An environmental law firm has filed a class-action suit against two companies connected with the water contamination in the Rensselaer County village of Hoosick Falls. Meanwhile, neighboring communities are discovering the presence of the same chemical.
Since December, residents of Hoosick Falls have been instructed by the U.S. Environmental Protection Agency to avoid drinking or cooking with contaminated tap water.
Now, after declaring the site a Superfund, state officials are investigating the McCaffrey Street facility now occupied by Saint-Gobain Performance Plastics. The industrial materials manufacturing facility previously was used by Honeywell International. Both companies used a chemical compound called PTFE, which contains PFOA, the chemical found in the village water supply and some private wells in the Town of Hoosick.
Environmental law firm Weitz & Luxenburg announced a class-action suit against Saint-Gobain and Honeywell Wednesday.
Robin Greenwald is head of the firm’s Environmental and Consumer Protection Unit…
“It is their activities that caused the PFOA to get into the environment. And it was their decision, their bad decision, that ended up causing the drinking water supply in Hoosick Falls to be contaminated.”
The lawsuit, filed on behalf of residents on the village water system and owners of private wells, accused Saint-Gobain and Honeywell of creating a “public health crisis.” Weitz & Luxenburg cites health complaints among local residents.
Chronic PFOA exposure is believed to lead to ill health effects including thyroid disease and various forms of cancer.
The companies responded to the lawsuit via email.
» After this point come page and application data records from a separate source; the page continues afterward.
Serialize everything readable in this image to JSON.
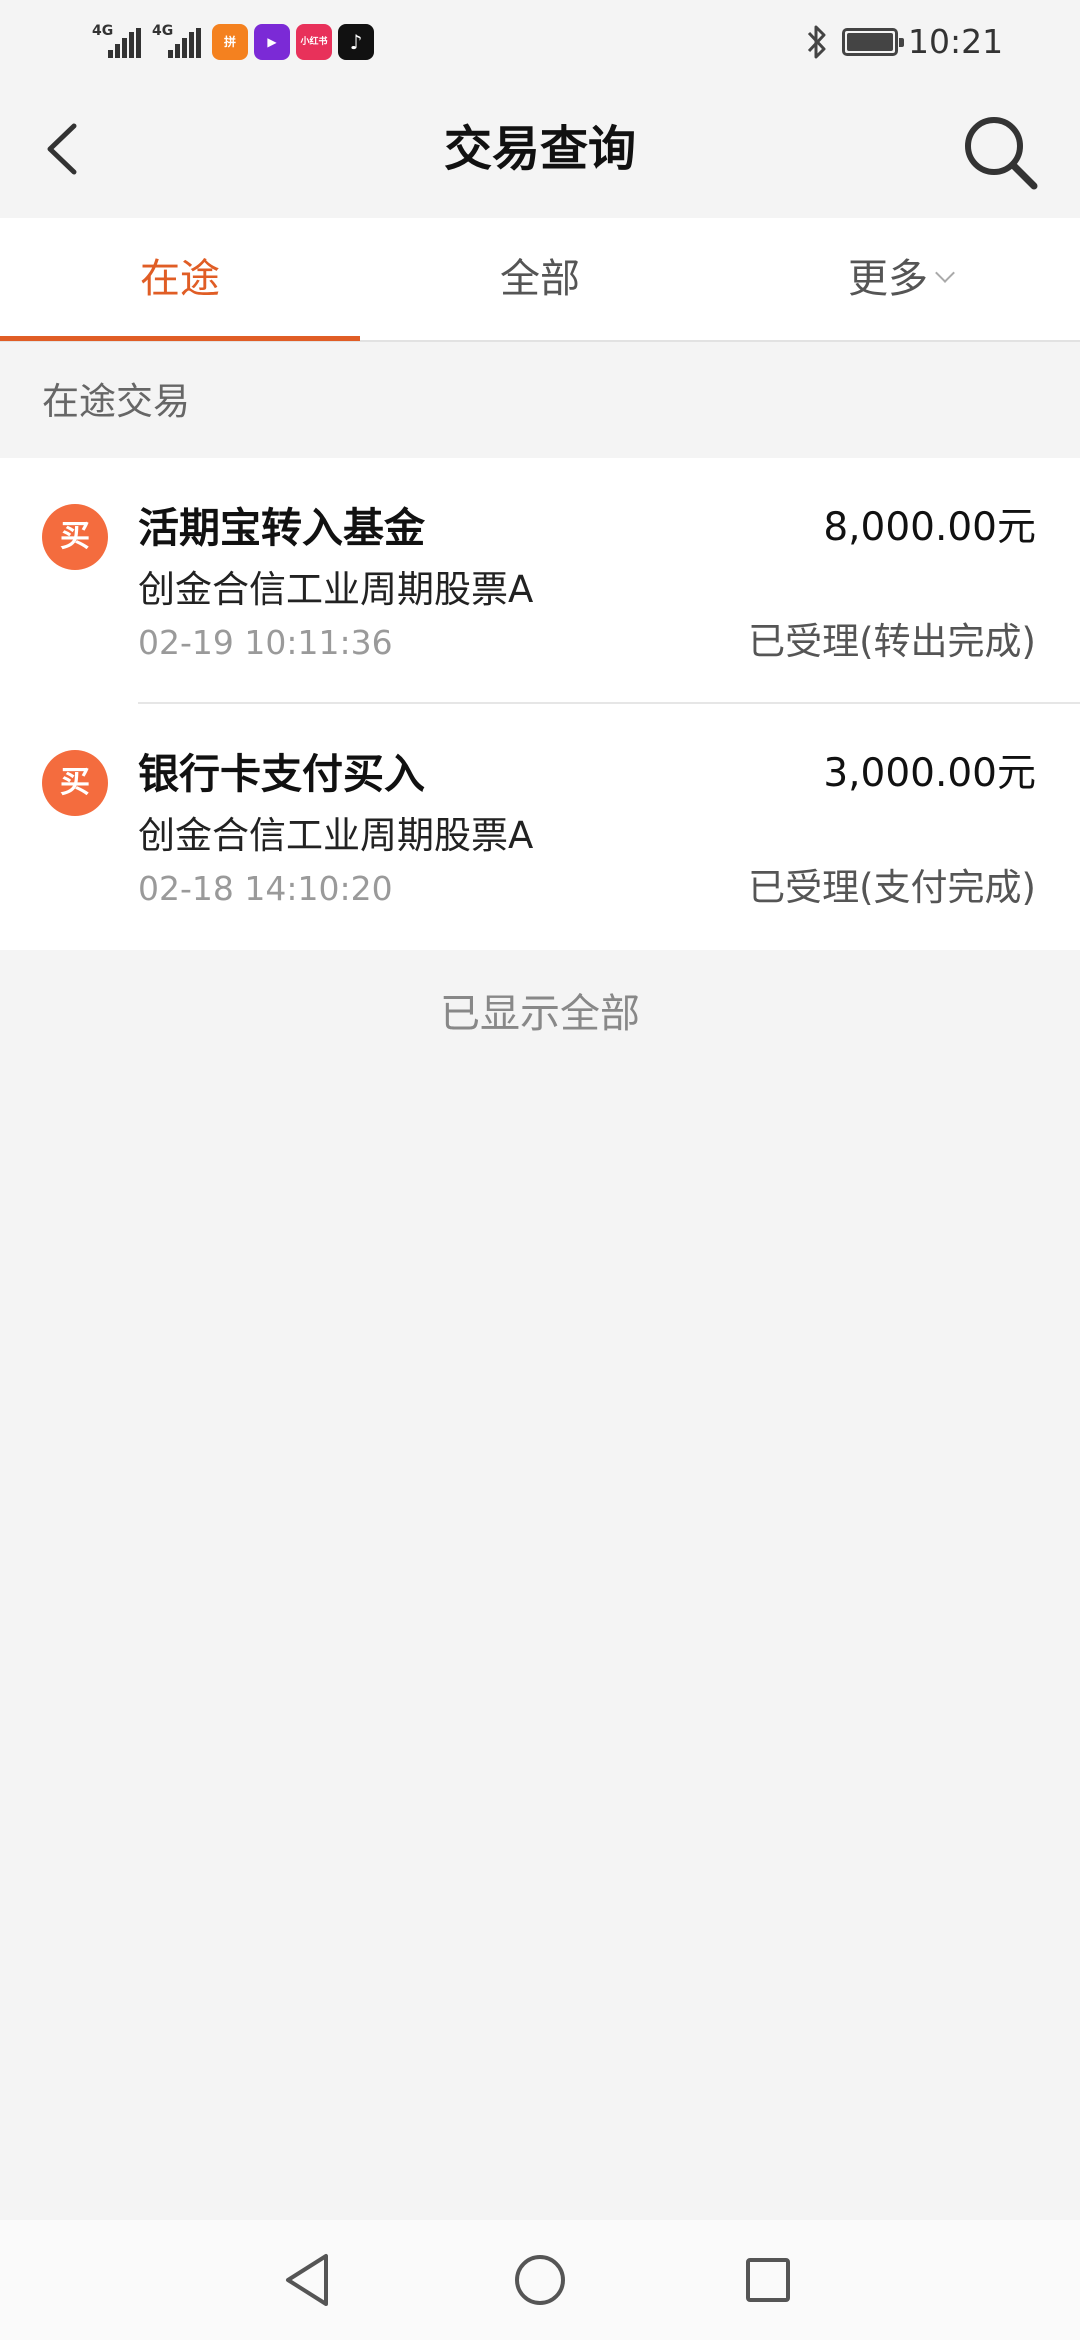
{
  "status_bar": {
    "signal1_label": "4G",
    "signal2_label": "4G",
    "apps": [
      {
        "name": "taobao-app-icon",
        "label": "拼",
        "color": "#f4811f"
      },
      {
        "name": "video-app-icon",
        "label": "▶",
        "color": "#7b2ad6"
      },
      {
        "name": "xiaohongshu-app-icon",
        "label": "小红书",
        "color": "#e8315a"
      },
      {
        "name": "tiktok-app-icon",
        "label": "♪",
        "color": "#111111"
      }
    ],
    "time": "10:21"
  },
  "header": {
    "title": "交易查询"
  },
  "tabs": [
    {
      "label": "在途",
      "active": true
    },
    {
      "label": "全部",
      "active": false
    },
    {
      "label": "更多",
      "active": false
    }
  ],
  "section": {
    "title": "在途交易"
  },
  "transactions": [
    {
      "icon_label": "买",
      "title": "活期宝转入基金",
      "amount": "8,000.00元",
      "fund": "创金合信工业周期股票A",
      "time": "02-19 10:11:36",
      "status": "已受理(转出完成)"
    },
    {
      "icon_label": "买",
      "title": "银行卡支付买入",
      "amount": "3,000.00元",
      "fund": "创金合信工业周期股票A",
      "time": "02-18 14:10:20",
      "status": "已受理(支付完成)"
    }
  ],
  "footer_note": "已显示全部",
  "colors": {
    "accent": "#e05d25",
    "icon_bg": "#f46c3e",
    "background": "#f4f4f4"
  }
}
In a statement, Saint-Gobain said the company “respect[s] the right of individuals to pursue their claims in a court of law” and that the company will continue to investigate the source of the contamination. Saint-Gobain is paying for a filtration system for the village water supply.
A temporary filtration system began operating this week, but the village is still warning residents to continue using bottled water until further notice. A permanent filtration system for the municipal water supply is targeted for completion this fall.
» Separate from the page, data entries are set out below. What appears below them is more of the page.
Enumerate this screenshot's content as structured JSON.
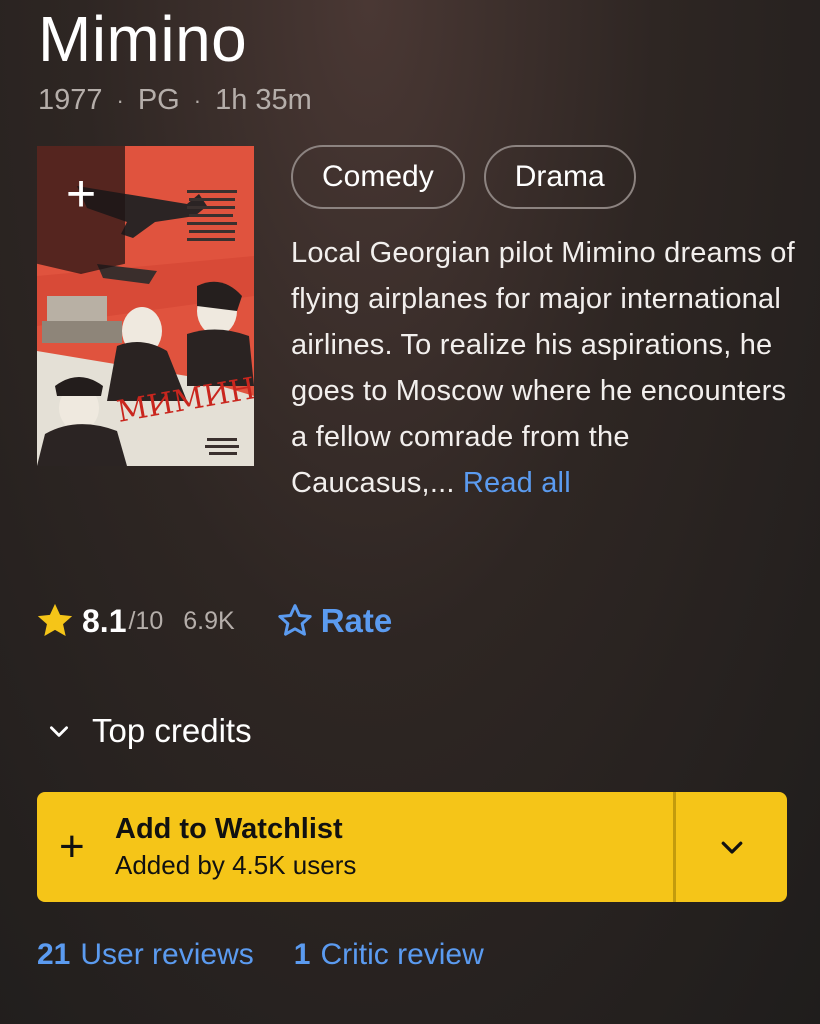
{
  "title": "Mimino",
  "meta": {
    "year": "1977",
    "rating": "PG",
    "runtime": "1h 35m"
  },
  "poster": {
    "title_text": "МИМИНО"
  },
  "genres": [
    "Comedy",
    "Drama"
  ],
  "plot": {
    "text": "Local Georgian pilot Mimino dreams of flying airplanes for major international airlines. To realize his aspirations, he goes to Moscow where he encounters a fellow comrade from the Caucasus,... ",
    "read_all": "Read all"
  },
  "rating": {
    "score": "8.1",
    "out_of": "/10",
    "votes": "6.9K",
    "rate_label": "Rate"
  },
  "credits": {
    "label": "Top credits"
  },
  "watchlist": {
    "title": "Add to Watchlist",
    "subtitle": "Added by 4.5K users"
  },
  "reviews": {
    "user_count": "21",
    "user_label": "User reviews",
    "critic_count": "1",
    "critic_label": "Critic review"
  },
  "colors": {
    "accent_yellow": "#f5c518",
    "link_blue": "#5b9bf0",
    "star": "#f5c518"
  },
  "icons": [
    "add-icon",
    "star-icon",
    "star-outline-icon",
    "chevron-down-icon",
    "plus-icon"
  ]
}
Recently, Governor Andrew Cuomo’s office pledged to provide residents of the Town of Hoosick and the Village of Hoosick Falls with a new water supply.
Honeywell says it is reviewing the lawsuit, and mentioned a letter sent to New York State Health Commissioner Howard Zucker earlier this month offering its “assistance to complement the testing being offered by agencies and the work done by Saint-Gobain Performance Plastics.”
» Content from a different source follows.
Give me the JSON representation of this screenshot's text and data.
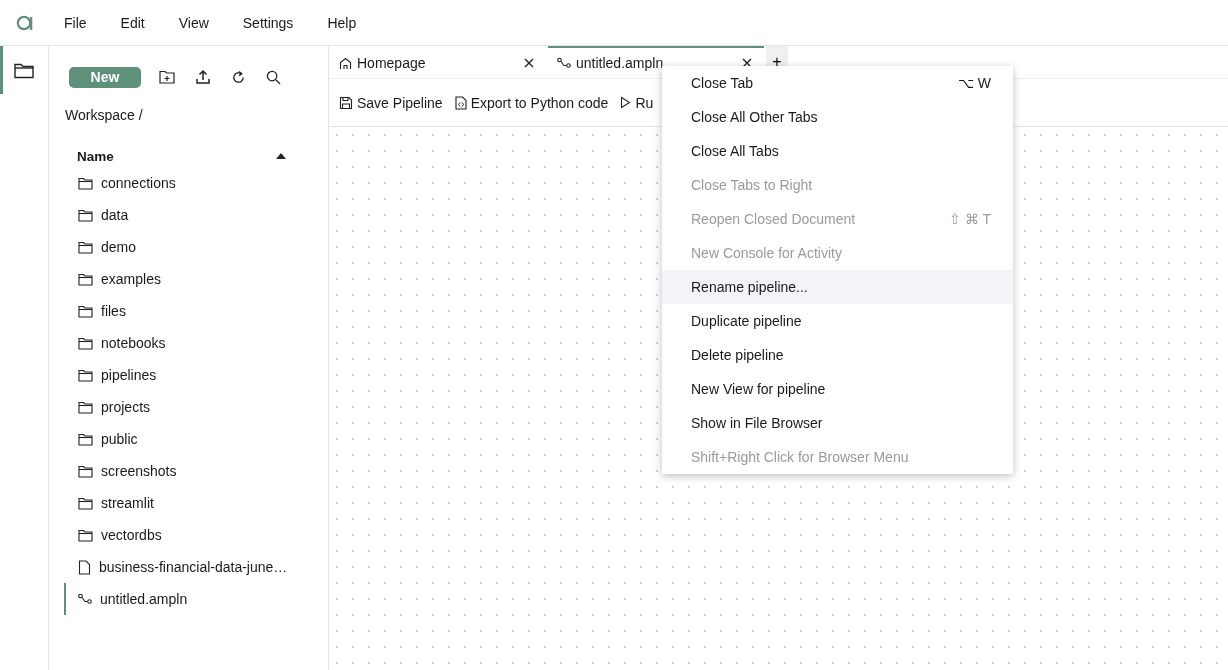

Honeywell says it is also reviewing the operations of another previous tenant of the McCaffrey Street building, AlliedSignal Laminated Systems. Honeywell claims AllidedSignal may have also used a compound containing PFOA. Honeywell also points out that state regulations did not previously require testing for PFOA.
In fact, it wasn’t until after EPA came to town in January that state health and environmental officials classified the chemical as a hazardous substance.
Greenwald said it’s very possible that other companies will be considered in the lawsuit.
“And that’s what we’ll learn during the course of the discovery in these cases; whether other parties should be added.”
Weitz & Luxenburg, which is working with famed environmental advocate Erin Brockovich, says it also will expand its inquiry to neighboring Petersburgh, New York.
There, local officials are eagerly awaiting the return of further testing, after PFOA was detected in a well used by the town water district.
Town Supervisor Peter Schaaphok said the results from a test by the state Department of Health showed PFOA levels at 95 parts per trillion, just shy of the state’s 100 ppt threshold.
“It’s borderline whether we were going to require something or not. And my suspicion is that we are going to require some remedial action and I’m hoping that the state is here to support us on that,” said Schaaphok.
The town is home to Taconic, an industrial products manufacturer that also uses the compound PTFE.
In a statement, Taconic said it “is in the process of conducting a site evaluation and has asked NYSDEC and NYSDOH for their guidance.” Meanwhile, the company is distributing bottled water to the 74 customers served by the municipal water supply.
Just over the state line from the Town of Hoosick, the public water supply for North Bennington, Vermont has also tested positive for PFOA. In Vermont, the standard level for the chemical is 20 ppt.
According to Governor Peter Shumlin’s office, levels above the threshold were found in a wastewater treatment plant well, a local business’ well, and three residential wells. One home tested showed levels at 2,880 ppt.
Public meetings to discuss the contamination are scheduled on Friday at the North Bennington Firehouse, and Monday during the Bennington Town Meeting Day.